Hemlocks are vital components of their forest ecosystems, providing “dense, cooling shade and organic, acidic soils that create a set of plant and animal species different from the typical hardwood forests of the southern and central Appalachians.” Love trout fishing? Thank the hemlock forests that cool the ambient temperature of the water and allow the fish to thrive.
Though the hemlocks will be replaced by beeches, maples, or other trees, gaps caused by dying hemlocks may create opportunities for additional invasive species. In the long term, other species do not provide the cooling mechanisms than hemlocks have become known for, changing the species composition of the forests.
There’s no doubt that the woolly adelgids are devastating; in the Great Smoky Mountains National Park they have decimated 90% of the native hemlocks. However, there is hope, both in science and in the conscientiousness of citizens. First, researchers are conducting studies to test whether “a tiny Asian beetle that is a natural predator to the adelgid” can keep its population in check. If that remains unfeasible, “scientists are working on an adelgid-resistant strain of hemlock.”
Second, while research is moving forward people can focus on their own actions to halt the spread of this and other invasive species. Do not transport firewood, but buy and burn locally. Don’t feed birds in areas where hemlocks are healthy, as migratory birds may spread the adelgids.
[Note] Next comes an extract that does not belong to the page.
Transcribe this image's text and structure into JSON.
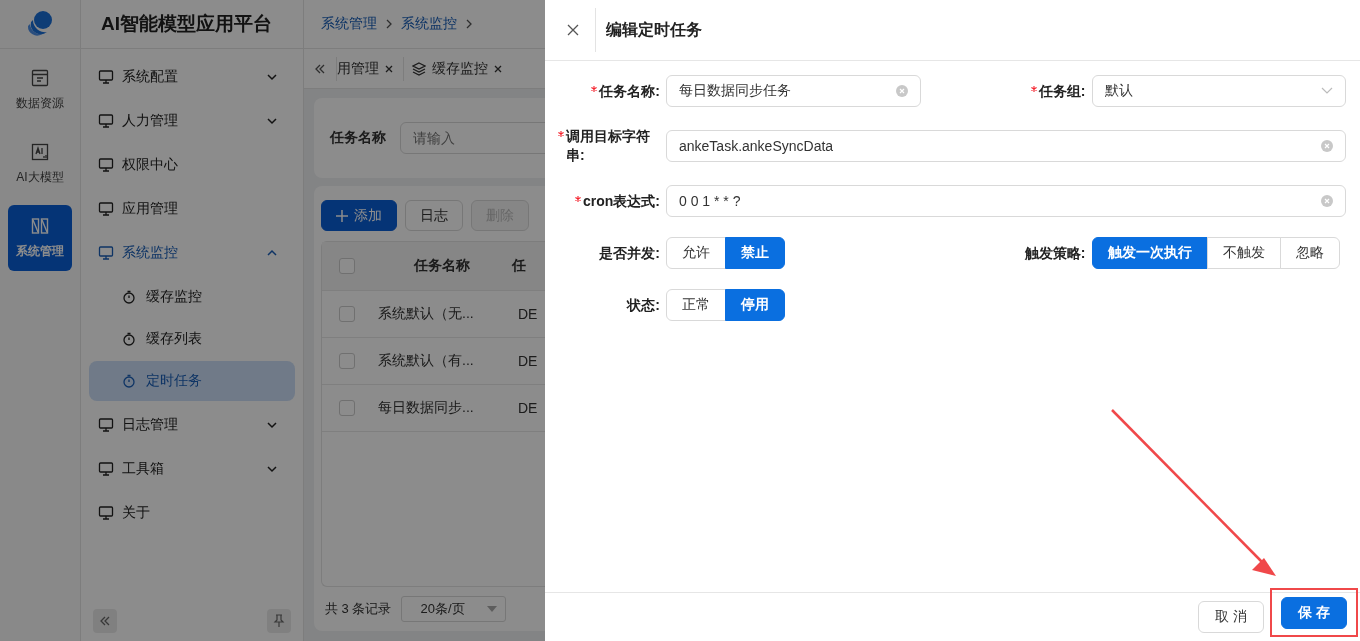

Keep an eye out for the insects, and if you see “small, fluffy white balls at the base of the needles,” call your local officials and alert them immediately.
Invasive species are a national and international problem that require billions of dollars and hundreds of thousands of volunteer hours to combat. If you’re interested in helping fight invasive species here in the Triangle, sign up for one of TLC’s volunteer days to remove invasive species from our beautiful nature preserves. Check out our Facebook or Events page for volunteer opportunities!